#### [Data]

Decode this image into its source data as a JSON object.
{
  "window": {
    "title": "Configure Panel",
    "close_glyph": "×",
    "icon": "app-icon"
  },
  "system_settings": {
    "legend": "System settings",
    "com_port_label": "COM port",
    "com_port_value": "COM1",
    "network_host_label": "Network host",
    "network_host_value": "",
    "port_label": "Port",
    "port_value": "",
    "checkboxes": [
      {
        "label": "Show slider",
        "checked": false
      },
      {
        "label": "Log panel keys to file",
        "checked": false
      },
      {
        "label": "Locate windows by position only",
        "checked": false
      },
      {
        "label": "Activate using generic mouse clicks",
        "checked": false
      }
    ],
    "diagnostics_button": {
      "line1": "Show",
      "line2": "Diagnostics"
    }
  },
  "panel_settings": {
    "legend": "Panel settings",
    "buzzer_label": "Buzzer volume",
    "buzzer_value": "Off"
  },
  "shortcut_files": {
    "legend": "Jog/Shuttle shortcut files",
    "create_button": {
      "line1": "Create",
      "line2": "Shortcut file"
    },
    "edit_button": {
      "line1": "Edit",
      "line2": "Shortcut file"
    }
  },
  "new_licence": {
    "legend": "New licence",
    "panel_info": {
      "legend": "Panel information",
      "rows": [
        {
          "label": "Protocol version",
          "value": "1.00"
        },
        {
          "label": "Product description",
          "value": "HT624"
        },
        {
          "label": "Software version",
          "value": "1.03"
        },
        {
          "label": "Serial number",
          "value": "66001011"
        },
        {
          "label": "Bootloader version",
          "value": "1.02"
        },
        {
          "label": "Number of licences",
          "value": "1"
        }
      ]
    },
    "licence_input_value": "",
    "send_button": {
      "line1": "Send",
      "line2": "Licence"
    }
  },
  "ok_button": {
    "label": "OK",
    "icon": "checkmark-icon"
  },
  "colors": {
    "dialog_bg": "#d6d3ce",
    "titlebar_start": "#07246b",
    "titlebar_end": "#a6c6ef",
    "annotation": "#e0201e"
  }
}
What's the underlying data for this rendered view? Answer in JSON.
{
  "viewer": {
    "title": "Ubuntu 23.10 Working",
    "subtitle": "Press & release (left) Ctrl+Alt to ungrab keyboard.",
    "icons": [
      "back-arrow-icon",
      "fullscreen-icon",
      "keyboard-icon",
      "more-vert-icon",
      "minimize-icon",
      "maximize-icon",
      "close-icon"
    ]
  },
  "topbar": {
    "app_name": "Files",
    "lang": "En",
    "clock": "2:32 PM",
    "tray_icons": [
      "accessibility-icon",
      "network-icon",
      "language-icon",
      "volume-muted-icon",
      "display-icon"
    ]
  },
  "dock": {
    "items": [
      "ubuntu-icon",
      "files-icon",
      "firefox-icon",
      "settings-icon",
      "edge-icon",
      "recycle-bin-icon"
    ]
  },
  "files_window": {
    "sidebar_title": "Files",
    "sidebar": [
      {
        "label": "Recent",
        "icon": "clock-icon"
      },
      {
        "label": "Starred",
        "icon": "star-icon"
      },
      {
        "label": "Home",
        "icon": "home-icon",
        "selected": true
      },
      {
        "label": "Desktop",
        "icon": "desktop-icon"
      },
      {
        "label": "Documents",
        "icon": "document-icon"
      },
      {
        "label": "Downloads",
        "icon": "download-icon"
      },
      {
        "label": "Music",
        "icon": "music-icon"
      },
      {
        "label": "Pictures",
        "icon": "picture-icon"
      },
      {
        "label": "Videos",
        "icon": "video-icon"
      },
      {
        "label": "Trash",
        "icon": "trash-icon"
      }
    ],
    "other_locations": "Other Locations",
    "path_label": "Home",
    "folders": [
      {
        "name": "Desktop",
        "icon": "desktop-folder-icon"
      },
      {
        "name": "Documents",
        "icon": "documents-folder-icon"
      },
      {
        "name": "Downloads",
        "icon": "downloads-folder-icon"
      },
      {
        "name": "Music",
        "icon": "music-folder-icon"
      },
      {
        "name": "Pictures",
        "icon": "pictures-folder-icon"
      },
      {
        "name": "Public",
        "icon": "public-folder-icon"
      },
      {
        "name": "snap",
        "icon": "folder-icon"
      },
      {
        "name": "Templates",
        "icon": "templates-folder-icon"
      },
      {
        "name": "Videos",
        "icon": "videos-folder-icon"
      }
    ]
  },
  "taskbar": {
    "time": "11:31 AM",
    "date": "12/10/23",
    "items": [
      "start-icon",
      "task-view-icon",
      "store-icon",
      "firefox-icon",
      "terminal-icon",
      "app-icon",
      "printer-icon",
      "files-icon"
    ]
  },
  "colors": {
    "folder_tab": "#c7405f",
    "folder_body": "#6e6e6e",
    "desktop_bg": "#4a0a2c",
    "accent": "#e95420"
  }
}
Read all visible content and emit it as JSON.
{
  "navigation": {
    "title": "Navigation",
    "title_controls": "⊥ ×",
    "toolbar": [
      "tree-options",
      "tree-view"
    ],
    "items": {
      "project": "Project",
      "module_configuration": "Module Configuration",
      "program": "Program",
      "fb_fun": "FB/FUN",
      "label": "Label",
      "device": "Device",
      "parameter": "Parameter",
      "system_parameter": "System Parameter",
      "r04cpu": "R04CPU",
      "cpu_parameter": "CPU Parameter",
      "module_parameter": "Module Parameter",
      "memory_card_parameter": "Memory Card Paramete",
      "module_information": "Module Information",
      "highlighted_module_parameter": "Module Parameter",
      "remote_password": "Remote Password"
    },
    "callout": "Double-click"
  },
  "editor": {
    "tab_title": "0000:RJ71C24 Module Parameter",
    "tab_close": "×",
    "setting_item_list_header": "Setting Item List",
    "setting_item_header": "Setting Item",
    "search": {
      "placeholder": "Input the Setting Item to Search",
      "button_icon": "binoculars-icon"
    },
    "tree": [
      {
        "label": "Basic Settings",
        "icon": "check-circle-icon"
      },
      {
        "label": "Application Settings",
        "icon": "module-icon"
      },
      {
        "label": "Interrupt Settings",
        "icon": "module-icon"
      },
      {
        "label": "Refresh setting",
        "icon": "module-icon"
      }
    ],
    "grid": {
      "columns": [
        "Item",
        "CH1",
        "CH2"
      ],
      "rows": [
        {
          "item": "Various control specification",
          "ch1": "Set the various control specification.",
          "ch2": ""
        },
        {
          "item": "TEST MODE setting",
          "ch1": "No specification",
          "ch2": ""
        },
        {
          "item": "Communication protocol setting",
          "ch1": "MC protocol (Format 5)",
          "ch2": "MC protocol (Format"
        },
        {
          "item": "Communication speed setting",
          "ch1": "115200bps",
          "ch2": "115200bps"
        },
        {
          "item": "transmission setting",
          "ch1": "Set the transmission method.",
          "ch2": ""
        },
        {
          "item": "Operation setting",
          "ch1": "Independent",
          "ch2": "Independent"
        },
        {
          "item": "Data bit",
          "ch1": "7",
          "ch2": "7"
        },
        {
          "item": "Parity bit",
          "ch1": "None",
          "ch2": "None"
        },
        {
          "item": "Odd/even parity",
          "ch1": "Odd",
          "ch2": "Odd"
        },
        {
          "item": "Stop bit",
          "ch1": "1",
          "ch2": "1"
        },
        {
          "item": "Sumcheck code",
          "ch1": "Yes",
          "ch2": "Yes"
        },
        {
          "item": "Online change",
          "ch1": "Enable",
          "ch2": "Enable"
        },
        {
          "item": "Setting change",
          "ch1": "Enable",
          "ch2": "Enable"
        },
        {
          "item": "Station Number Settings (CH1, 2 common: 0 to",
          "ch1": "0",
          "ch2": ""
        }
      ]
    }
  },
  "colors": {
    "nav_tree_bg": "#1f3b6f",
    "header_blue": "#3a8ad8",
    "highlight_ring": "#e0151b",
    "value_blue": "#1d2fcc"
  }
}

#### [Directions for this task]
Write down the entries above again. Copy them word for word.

#### [Solved problem]
Decode this image into its source data as a JSON object.
{
  "window": {
    "title": "Configure Panel",
    "close_glyph": "×",
    "icon": "app-icon"
  },
  "system_settings": {
    "legend": "System settings",
    "com_port_label": "COM port",
    "com_port_value": "COM1",
    "network_host_label": "Network host",
    "network_host_value": "",
    "port_label": "Port",
    "port_value": "",
    "checkboxes": [
      {
        "label": "Show slider",
        "checked": false
      },
      {
        "label": "Log panel keys to file",
        "checked": false
      },
      {
        "label": "Locate windows by position only",
        "checked": false
      },
      {
        "label": "Activate using generic mouse clicks",
        "checked": false
      }
    ],
    "diagnostics_button": {
      "line1": "Show",
      "line2": "Diagnostics"
    }
  },
  "panel_settings": {
    "legend": "Panel settings",
    "buzzer_label": "Buzzer volume",
    "buzzer_value": "Off"
  },
  "shortcut_files": {
    "legend": "Jog/Shuttle shortcut files",
    "create_button": {
      "line1": "Create",
      "line2": "Shortcut file"
    },
    "edit_button": {
      "line1": "Edit",
      "line2": "Shortcut file"
    }
  },
  "new_licence": {
    "legend": "New licence",
    "panel_info": {
      "legend": "Panel information",
      "rows": [
        {
          "label": "Protocol version",
          "value": "1.00"
        },
        {
          "label": "Product description",
          "value": "HT624"
        },
        {
          "label": "Software version",
          "value": "1.03"
        },
        {
          "label": "Serial number",
          "value": "66001011"
        },
        {
          "label": "Bootloader version",
          "value": "1.02"
        },
        {
          "label": "Number of licences",
          "value": "1"
        }
      ]
    },
    "licence_input_value": "",
    "send_button": {
      "line1": "Send",
      "line2": "Licence"
    }
  },
  "ok_button": {
    "label": "OK",
    "icon": "checkmark-icon"
  },
  "colors": {
    "dialog_bg": "#d6d3ce",
    "titlebar_start": "#07246b",
    "titlebar_end": "#a6c6ef",
    "annotation": "#e0201e"
  }
}
What's the underlying data for this rendered view? Answer in JSON.
{
  "viewer": {
    "title": "Ubuntu 23.10 Working",
    "subtitle": "Press & release (left) Ctrl+Alt to ungrab keyboard.",
    "icons": [
      "back-arrow-icon",
      "fullscreen-icon",
      "keyboard-icon",
      "more-vert-icon",
      "minimize-icon",
      "maximize-icon",
      "close-icon"
    ]
  },
  "topbar": {
    "app_name": "Files",
    "lang": "En",
    "clock": "2:32 PM",
    "tray_icons": [
      "accessibility-icon",
      "network-icon",
      "language-icon",
      "volume-muted-icon",
      "display-icon"
    ]
  },
  "dock": {
    "items": [
      "ubuntu-icon",
      "files-icon",
      "firefox-icon",
      "settings-icon",
      "edge-icon",
      "recycle-bin-icon"
    ]
  },
  "files_window": {
    "sidebar_title": "Files",
    "sidebar": [
      {
        "label": "Recent",
        "icon": "clock-icon"
      },
      {
        "label": "Starred",
        "icon": "star-icon"
      },
      {
        "label": "Home",
        "icon": "home-icon",
        "selected": true
      },
      {
        "label": "Desktop",
        "icon": "desktop-icon"
      },
      {
        "label": "Documents",
        "icon": "document-icon"
      },
      {
        "label": "Downloads",
        "icon": "download-icon"
      },
      {
        "label": "Music",
        "icon": "music-icon"
      },
      {
        "label": "Pictures",
        "icon": "picture-icon"
      },
      {
        "label": "Videos",
        "icon": "video-icon"
      },
      {
        "label": "Trash",
        "icon": "trash-icon"
      }
    ],
    "other_locations": "Other Locations",
    "path_label": "Home",
    "folders": [
      {
        "name": "Desktop",
        "icon": "desktop-folder-icon"
      },
      {
        "name": "Documents",
        "icon": "documents-folder-icon"
      },
      {
        "name": "Downloads",
        "icon": "downloads-folder-icon"
      },
      {
        "name": "Music",
        "icon": "music-folder-icon"
      },
      {
        "name": "Pictures",
        "icon": "pictures-folder-icon"
      },
      {
        "name": "Public",
        "icon": "public-folder-icon"
      },
      {
        "name": "snap",
        "icon": "folder-icon"
      },
      {
        "name": "Templates",
        "icon": "templates-folder-icon"
      },
      {
        "name": "Videos",
        "icon": "videos-folder-icon"
      }
    ]
  },
  "taskbar": {
    "time": "11:31 AM",
    "date": "12/10/23",
    "items": [
      "start-icon",
      "task-view-icon",
      "store-icon",
      "firefox-icon",
      "terminal-icon",
      "app-icon",
      "printer-icon",
      "files-icon"
    ]
  },
  "colors": {
    "folder_tab": "#c7405f",
    "folder_body": "#6e6e6e",
    "desktop_bg": "#4a0a2c",
    "accent": "#e95420"
  }
}
Read all visible content and emit it as JSON.
{
  "navigation": {
    "title": "Navigation",
    "title_controls": "⊥ ×",
    "toolbar": [
      "tree-options",
      "tree-view"
    ],
    "items": {
      "project": "Project",
      "module_configuration": "Module Configuration",
      "program": "Program",
      "fb_fun": "FB/FUN",
      "label": "Label",
      "device": "Device",
      "parameter": "Parameter",
      "system_parameter": "System Parameter",
      "r04cpu": "R04CPU",
      "cpu_parameter": "CPU Parameter",
      "module_parameter": "Module Parameter",
      "memory_card_parameter": "Memory Card Paramete",
      "module_information": "Module Information",
      "highlighted_module_parameter": "Module Parameter",
      "remote_password": "Remote Password"
    },
    "callout": "Double-click"
  },
  "editor": {
    "tab_title": "0000:RJ71C24 Module Parameter",
    "tab_close": "×",
    "setting_item_list_header": "Setting Item List",
    "setting_item_header": "Setting Item",
    "search": {
      "placeholder": "Input the Setting Item to Search",
      "button_icon": "binoculars-icon"
    },
    "tree": [
      {
        "label": "Basic Settings",
        "icon": "check-circle-icon"
      },
      {
        "label": "Application Settings",
        "icon": "module-icon"
      },
      {
        "label": "Interrupt Settings",
        "icon": "module-icon"
      },
      {
        "label": "Refresh setting",
        "icon": "module-icon"
      }
    ],
    "grid": {
      "columns": [
        "Item",
        "CH1",
        "CH2"
      ],
      "rows": [
        {
          "item": "Various control specification",
          "ch1": "Set the various control specification.",
          "ch2": ""
        },
        {
          "item": "TEST MODE setting",
          "ch1": "No specification",
          "ch2": ""
        },
        {
          "item": "Communication protocol setting",
          "ch1": "MC protocol (Format 5)",
          "ch2": "MC protocol (Format"
        },
        {
          "item": "Communication speed setting",
          "ch1": "115200bps",
          "ch2": "115200bps"
        },
        {
          "item": "transmission setting",
          "ch1": "Set the transmission method.",
          "ch2": ""
        },
        {
          "item": "Operation setting",
          "ch1": "Independent",
          "ch2": "Independent"
        },
        {
          "item": "Data bit",
          "ch1": "7",
          "ch2": "7"
        },
        {
          "item": "Parity bit",
          "ch1": "None",
          "ch2": "None"
        },
        {
          "item": "Odd/even parity",
          "ch1": "Odd",
          "ch2": "Odd"
        },
        {
          "item": "Stop bit",
          "ch1": "1",
          "ch2": "1"
        },
        {
          "item": "Sumcheck code",
          "ch1": "Yes",
          "ch2": "Yes"
        },
        {
          "item": "Online change",
          "ch1": "Enable",
          "ch2": "Enable"
        },
        {
          "item": "Setting change",
          "ch1": "Enable",
          "ch2": "Enable"
        },
        {
          "item": "Station Number Settings (CH1, 2 common: 0 to",
          "ch1": "0",
          "ch2": ""
        }
      ]
    }
  },
  "colors": {
    "nav_tree_bg": "#1f3b6f",
    "header_blue": "#3a8ad8",
    "highlight_ring": "#e0151b",
    "value_blue": "#1d2fcc"
  }
}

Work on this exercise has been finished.